The IRS met its deadline to begin the reciprocal automatic exchange of tax information with some foreign jurisdiction tax administrators as agreed under the intergovernmental agreements (IGAs) as part of the Foreign Account Tax Compliance Act (FATCA). As of September 30, 2015, the IRS can now reciprocate and provide information to the other jurisdictions who have shared information regarding financial accounts held by U.S. taxpayers with the IRS. The information now available provides the United States and partner jurisdictions an improved means of verifying the tax compliance of taxpayers using offshore banking and investment facilities, and improves detection of those who may attempt to evade reporting the existence of offshore accounts and the income attributable to those accounts.
Once again, the Department of Justice has flexed its muscles and shown dishonest financial professionals that if they help clients hide assets offshore or create sham entities for clients to evade taxes, they will be prosecuted. The tax preparers in this case helped their wealthy clients to conceal millions of dollars of assets and income in secret foreign bank accounts, filed false federal income tax returns, maintained an offshore account in the name of a sham corporation and failed to disclose the account to the IRS. They also failed to file a Report of Foreign Bank and Financial Accounts (FBAR). Two of the three tax preparers have been sentenced to 36 and 50 months in prison and ordered to pay fines of nearly $300,000. The third tax preparer is still at large. To learn more, click here.

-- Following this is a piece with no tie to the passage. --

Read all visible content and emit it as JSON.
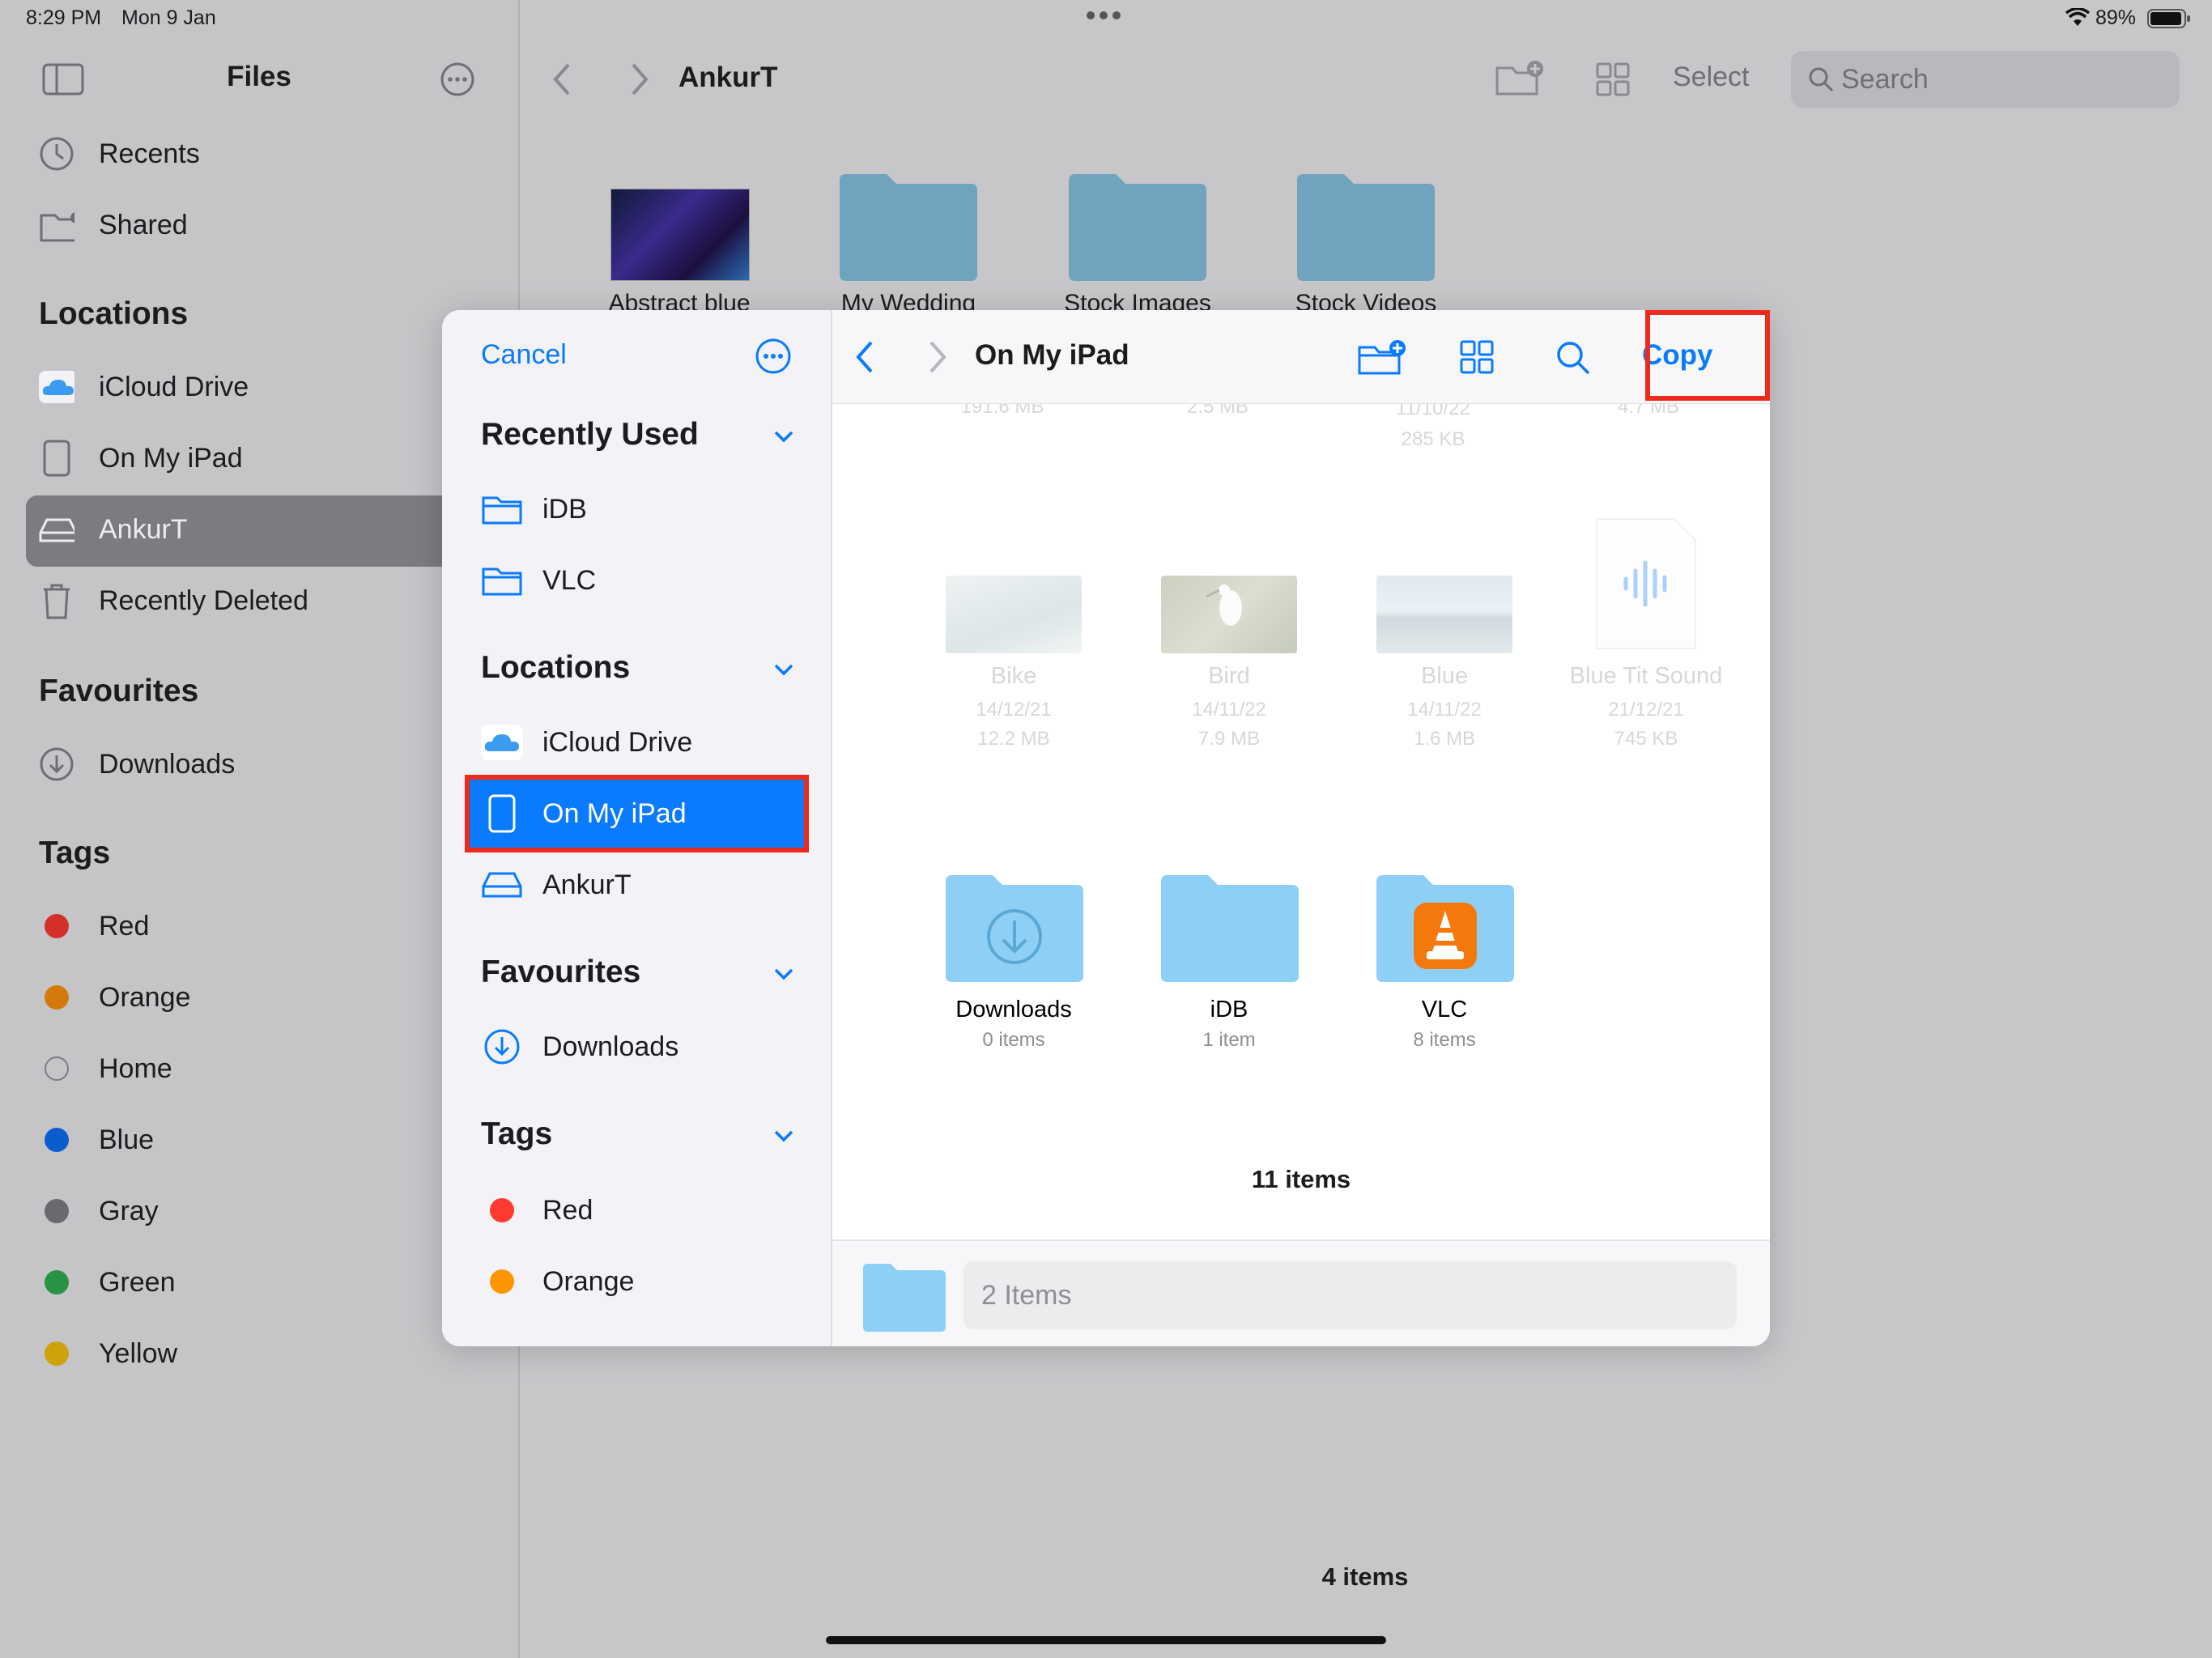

In the past two weeks, three Swiss banks--Bank Linth LLB AG (Bank Linth), Bank Sparhafen Zurich AG (BSZ), and Ersparniskasse Schaffhausen AG (EKS)-have reached resolutions under the Department of Justice's Swiss Bank Program. The Swiss Bank Program, which was announced on Aug. 29, 2013, provides a path for Swiss banks to resolve potential criminal liabilities in the United States. Swiss banks eligible to enter the program were required to advise the department by Dec. 31, 2013, that they had reason to believe that they had committed tax-related criminal offenses in connection with undeclared U.S.-related accounts. Banks already under criminal investigation related to their Swiss-banking activities and all individuals were expressly excluded from the program.
For those with one or more bank of financial accounts located outside the United States, or those who have signature authority over such accounts, Report 114, Report of Foreign Bank and Financial Accounts is due Tuesday, June 30, 2015. For more information, see the IRS website here.

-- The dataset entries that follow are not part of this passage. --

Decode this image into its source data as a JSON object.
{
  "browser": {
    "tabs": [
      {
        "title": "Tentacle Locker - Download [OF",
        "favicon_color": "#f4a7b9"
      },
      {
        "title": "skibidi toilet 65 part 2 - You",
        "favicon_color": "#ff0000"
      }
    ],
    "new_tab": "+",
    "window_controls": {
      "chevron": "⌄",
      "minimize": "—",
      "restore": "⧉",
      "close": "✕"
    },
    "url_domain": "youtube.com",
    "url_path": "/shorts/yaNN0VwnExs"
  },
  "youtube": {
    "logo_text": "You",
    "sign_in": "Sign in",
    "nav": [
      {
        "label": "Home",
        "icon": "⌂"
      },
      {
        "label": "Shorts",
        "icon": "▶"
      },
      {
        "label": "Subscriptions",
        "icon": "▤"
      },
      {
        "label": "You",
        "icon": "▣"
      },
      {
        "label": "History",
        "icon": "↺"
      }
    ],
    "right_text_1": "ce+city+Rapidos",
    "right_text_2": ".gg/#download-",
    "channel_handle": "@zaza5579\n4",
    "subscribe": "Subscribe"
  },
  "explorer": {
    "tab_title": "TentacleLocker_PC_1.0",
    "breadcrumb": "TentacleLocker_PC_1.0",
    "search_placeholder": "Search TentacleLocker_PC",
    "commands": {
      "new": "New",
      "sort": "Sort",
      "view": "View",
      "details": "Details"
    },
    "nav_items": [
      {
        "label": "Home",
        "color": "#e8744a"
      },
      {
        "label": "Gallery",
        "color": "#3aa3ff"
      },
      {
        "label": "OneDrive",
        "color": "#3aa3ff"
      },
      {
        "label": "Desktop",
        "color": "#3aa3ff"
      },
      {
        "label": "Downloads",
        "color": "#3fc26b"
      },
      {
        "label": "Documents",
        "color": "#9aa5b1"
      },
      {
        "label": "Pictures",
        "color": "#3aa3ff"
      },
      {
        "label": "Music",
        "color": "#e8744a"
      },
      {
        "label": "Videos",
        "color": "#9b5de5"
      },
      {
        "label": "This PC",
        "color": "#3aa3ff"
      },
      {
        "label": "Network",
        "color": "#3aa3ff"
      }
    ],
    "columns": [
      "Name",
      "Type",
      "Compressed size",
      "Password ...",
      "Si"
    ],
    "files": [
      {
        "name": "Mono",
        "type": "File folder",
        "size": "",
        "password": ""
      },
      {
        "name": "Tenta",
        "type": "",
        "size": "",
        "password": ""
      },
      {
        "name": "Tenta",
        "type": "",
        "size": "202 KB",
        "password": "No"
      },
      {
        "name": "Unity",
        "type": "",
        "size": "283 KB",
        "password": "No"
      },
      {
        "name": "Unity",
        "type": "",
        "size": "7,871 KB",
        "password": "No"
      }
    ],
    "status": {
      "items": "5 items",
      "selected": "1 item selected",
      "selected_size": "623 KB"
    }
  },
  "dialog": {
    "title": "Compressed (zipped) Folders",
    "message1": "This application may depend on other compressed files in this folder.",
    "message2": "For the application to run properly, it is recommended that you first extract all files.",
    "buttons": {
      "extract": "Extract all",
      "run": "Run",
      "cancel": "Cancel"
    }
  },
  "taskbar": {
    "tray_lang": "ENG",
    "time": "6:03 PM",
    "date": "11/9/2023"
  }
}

In a recent edition of TaxTips, the IRS reminds taxpayers of pending deadlines related to foreign income and assets.
A federal jury found that Carl Zwerner must pay more than $2 million for wilfully failing to file Reports of Foreign Bank and Financial Accounts (FBARs). In this case, the IRS sought a 50 percent penalty for each of the four years at issue, for a total of 200 percent in a civil case. Clearly, the punishment for not coming forward and reporting offshore accounts is pricey. In this case, the highest value of the account over the four years was approximately $1.55 million, but the total penalties for failing to file this report, which carries no tax, were approximately $2.24 million.
The United States has agreed to forego criminal prosecution against the bank, Liechtensteinsche Landesbank AG, for opening and maintaining bank accounts for U.S. taxpayers from 2001 through 2011 and assisting U.S. taxpayers in evading their U.S. tax obligations. In addition, new Liechtenstein legislation has resulted in U.S. taxpayer names being turned over to the Department of Justice.
In the National Taxpayer Advocate's 2012 Report to Congress, it issued data highlighting the disproportionate penalties to account holders with undisclosed offshore accounts who participate in the IRS' Offshore Voluntary Disclosure Program (OVDP). Generally, if a taxpayer has an aggregate of more than $75,000 at any time during the year in undisclosed accounts, the taxpayer in the OVDP program will be required to pay a 27.5 percent penalty on the highest account balance for one of the years included in the offshore voluntary disclosure. Some taxpayers barely pass the $75,000 threshold while others greatly exceed that amount. In the recent report, OVDP participants in the 10th percentile with accounts of $78,315 paid penalties that were greatly disproportionate to those in the 90th percentile with accounts in excess of $4 million. For those in the 10th percentile, they paid at least 575 percent of the tax, interest and penalties on their unreported income. Contrast that with those in the 90th percentile who paid only 86 percent or less.